Our commitment to inclusion and diversity

The National Trust is for everyone. Our organisation was founded so everyone can benefit from nature, beauty and history.

We are working to create a culture that values difference, includes everyone and recognises the strength that comes from diversity. Everyone should feel welcome at our workplaces, and at the places in our care. We will not tolerate any form of discrimination, bullying or harassment.

We want our staff and volunteers to reflect the diversity of the local communities we serve, and we have much to do to achieve this.

We will strive to meet the different needs and expectations of our supporters, and work hard to improve accessibility – both on-property and online – to give everyone the best possible experience of the National Trust and the places we care for.

The places in our care are a shared inheritance, which can and should bring people together in mutual respect and understanding.

We recognise we have a long way to go, but we’re determined to be for everyone, for ever.

Visitors exploring the Cloisters at Lacock Abbey, Wiltshire
Visitors exploring the Cloisters at Lacock Abbey, Wiltshire
Visitors exploring the Cloisters at Lacock Abbey, Wiltshire

2021 update

Since we published our first commitment to inclusion and diversity in July 2020, we have:

  • Developed an Inclusion Council with members of the Executive team and representatives from our staff Race Equity, Workability and LGBTQ networks.
  • Continued to deliver training on Everyday Inclusion, and developed training for Recruitment and Disability Awareness.
  • Improved our ways of working to help our staff and volunteers be more understanding, respectful and appreciative of difference. 
  • Initiated anti-racism action planning in response to the 'Home Truths' report (published by Voice4Change and ACEVO) about addressing racism in the sector.
  • Continued to publish our gender pay gap – with a focus on delivering actions to reduce the pay gap – and made plans to extend our reporting to include ethnicity, disability, and sexual identity.
  • Started work with a diverse group of young people to explore how their experiences can help us connect with younger audiences more effectively.

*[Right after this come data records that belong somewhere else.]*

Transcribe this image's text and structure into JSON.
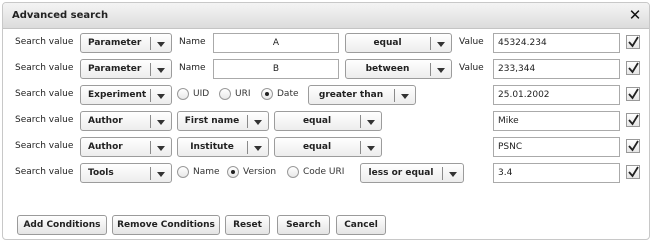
{
  "dialog": {
    "title": "Advanced search",
    "close_icon": "close-icon"
  },
  "search_label": "Search value",
  "rows": [
    {
      "type": "Parameter",
      "name_label": "Name",
      "name_value": "A",
      "operator": "equal",
      "value_label": "Value",
      "value": "45324.234",
      "checked": true
    },
    {
      "type": "Parameter",
      "name_label": "Name",
      "name_value": "B",
      "operator": "between",
      "value_label": "Value",
      "value": "233,344",
      "checked": true
    },
    {
      "type": "Experiment",
      "radios": [
        "UID",
        "URI",
        "Date"
      ],
      "selected_radio": "Date",
      "operator": "greater than",
      "value": "25.01.2002",
      "checked": true
    },
    {
      "type": "Author",
      "field": "First name",
      "operator": "equal",
      "value": "Mike",
      "checked": true
    },
    {
      "type": "Author",
      "field": "Institute",
      "operator": "equal",
      "value": "PSNC",
      "checked": true
    },
    {
      "type": "Tools",
      "radios": [
        "Name",
        "Version",
        "Code URI"
      ],
      "selected_radio": "Version",
      "operator": "less or equal",
      "value": "3.4",
      "checked": true
    }
  ],
  "buttons": {
    "add": "Add Conditions",
    "remove": "Remove Conditions",
    "reset": "Reset",
    "search": "Search",
    "cancel": "Cancel"
  }
}
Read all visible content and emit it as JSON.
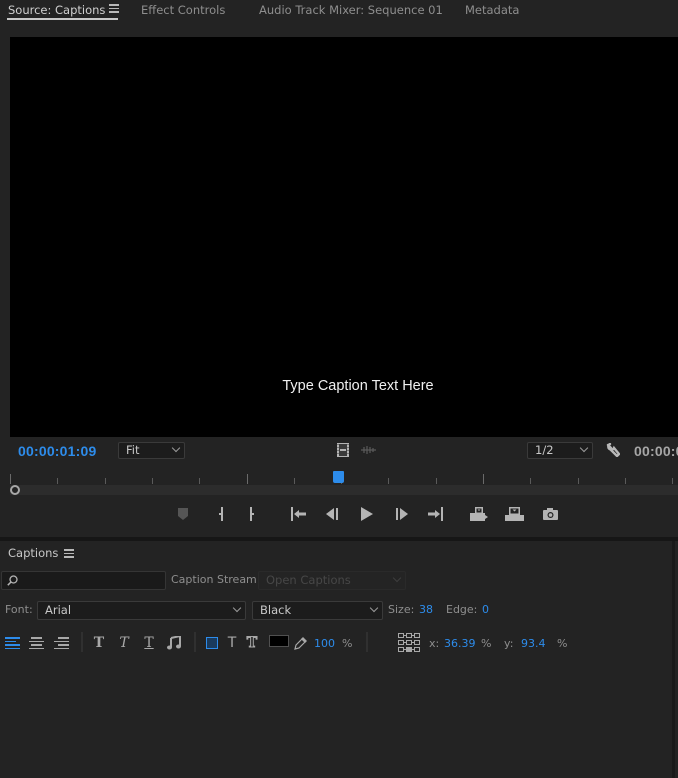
{
  "tabs": [
    {
      "label": "Source: Captions",
      "active": true
    },
    {
      "label": "Effect Controls",
      "active": false
    },
    {
      "label": "Audio Track Mixer: Sequence 01",
      "active": false
    },
    {
      "label": "Metadata",
      "active": false
    }
  ],
  "viewer": {
    "caption_text": "Type Caption Text Here",
    "current_timecode": "00:00:01:09",
    "duration_timecode": "00:00:0",
    "zoom_level": "Fit",
    "resolution": "1/2"
  },
  "icons": {
    "panel_menu": "hamburger-menu-icon",
    "drag_video": "film-strip-icon",
    "drag_audio": "audio-waveform-icon",
    "settings": "wrench-icon"
  },
  "transport": [
    {
      "name": "add-marker",
      "icon": "marker-icon"
    },
    {
      "name": "mark-in",
      "icon": "mark-in-icon"
    },
    {
      "name": "mark-out",
      "icon": "mark-out-icon"
    },
    {
      "name": "go-to-in",
      "icon": "go-to-in-icon"
    },
    {
      "name": "step-back",
      "icon": "step-back-icon"
    },
    {
      "name": "play",
      "icon": "play-icon"
    },
    {
      "name": "step-forward",
      "icon": "step-forward-icon"
    },
    {
      "name": "go-to-out",
      "icon": "go-to-out-icon"
    },
    {
      "name": "insert",
      "icon": "insert-icon"
    },
    {
      "name": "overwrite",
      "icon": "overwrite-icon"
    },
    {
      "name": "export-frame",
      "icon": "camera-icon"
    }
  ],
  "captions_panel": {
    "title": "Captions",
    "search_value": "",
    "caption_stream_label": "Caption Stream:",
    "caption_stream_value": "Open Captions",
    "font_label": "Font:",
    "font_value": "Arial",
    "font_style_value": "Black",
    "size_label": "Size:",
    "size_value": "38",
    "edge_label": "Edge:",
    "edge_value": "0",
    "opacity_value": "100",
    "opacity_unit": "%",
    "x_label": "x:",
    "x_value": "36.39",
    "x_unit": "%",
    "y_label": "y:",
    "y_value": "93.4",
    "y_unit": "%",
    "text_color": "#000000",
    "accent_color": "#2d8ceb"
  }
}
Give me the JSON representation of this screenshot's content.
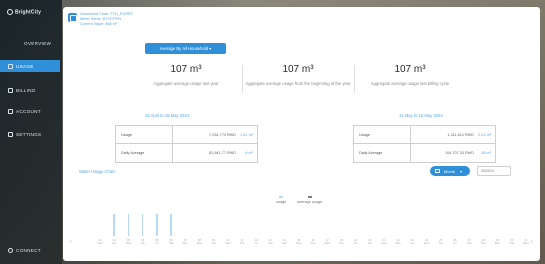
{
  "sidebar": {
    "logo": "BrightCity",
    "items": [
      {
        "id": "overview",
        "label": "OVERVIEW"
      },
      {
        "id": "usage",
        "label": "USAGE"
      },
      {
        "id": "billing",
        "label": "BILLING"
      },
      {
        "id": "account",
        "label": "ACCOUNT"
      },
      {
        "id": "settings",
        "label": "SETTINGS"
      }
    ],
    "connect": "CONNECT"
  },
  "household": {
    "line1": "Household Code: FTH_PORRT",
    "line2": "Meter Serial: BTCFFPIN",
    "line3": "Current Value: 888 m³"
  },
  "avg_button": "Average By All Household ▾",
  "stats": [
    {
      "value": "107 m³",
      "label": "Aggregate average usage last year"
    },
    {
      "value": "107 m³",
      "label": "Aggregate average usage from the beginning of the year"
    },
    {
      "value": "107 m³",
      "label": "Aggregate average usage last billing cycle"
    }
  ],
  "ranges": {
    "left": "15 April to 15 May 2024",
    "right": "15 May to 15 May 2024"
  },
  "table_left": {
    "rows": [
      {
        "key": "Usage",
        "value": "7,034,770 RWD",
        "unit": "1.61 m³"
      },
      {
        "key": "Daily Average",
        "value": "62,641.77 RWD",
        "unit": "4 m³"
      }
    ]
  },
  "table_right": {
    "rows": [
      {
        "key": "Usage",
        "value": "1,311,612 RWD",
        "unit": "2.01 m³"
      },
      {
        "key": "Daily Average",
        "value": "104,707.33 RWD",
        "unit": "28 m³"
      }
    ]
  },
  "chart_section": {
    "title": "Water Usage Chart",
    "period_button": "Month",
    "date_value": "05/2024"
  },
  "chart_data": {
    "type": "bar",
    "series": [
      {
        "name": "usage",
        "color": "#b6d9f6"
      },
      {
        "name": "average usage",
        "color": "#7a7a7a"
      }
    ],
    "x_labels": [
      "01",
      "02",
      "03",
      "04",
      "05",
      "06",
      "07",
      "08",
      "09",
      "10",
      "11",
      "12",
      "13",
      "14",
      "15",
      "16",
      "17",
      "18",
      "19",
      "20",
      "21",
      "22",
      "23",
      "24",
      "25",
      "26",
      "27",
      "28",
      "29",
      "30",
      "31"
    ],
    "x_labels_sub": [
      "Mon",
      "Tue",
      "Wed",
      "Thu",
      "Fri",
      "Sat",
      "Sun",
      "Mon",
      "Tue",
      "Wed",
      "Thu",
      "Fri",
      "Sat",
      "Sun",
      "Mon",
      "Tue",
      "Wed",
      "Thu",
      "Fri",
      "Sat",
      "Sun",
      "Mon",
      "Tue",
      "Wed",
      "Thu",
      "Fri",
      "Sat",
      "Sun",
      "Mon",
      "Tue",
      "Wed"
    ],
    "usage_values": [
      0,
      6,
      6,
      6,
      6,
      6,
      0,
      0,
      0,
      0,
      0,
      0,
      0,
      0,
      0,
      0,
      0,
      0,
      0,
      0,
      0,
      0,
      0,
      0,
      0,
      0,
      0,
      0,
      0,
      0,
      0
    ],
    "ylim": [
      0,
      8
    ]
  }
}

As we move through 2021, we’re confident that we have a robust plan in place but acknowledge the scale of work that’s ahead of us. Although this work will take time, we’ll challenge ourselves to make the changes needed as quickly as possible, working in partnership with other organisations and people.   

April 2021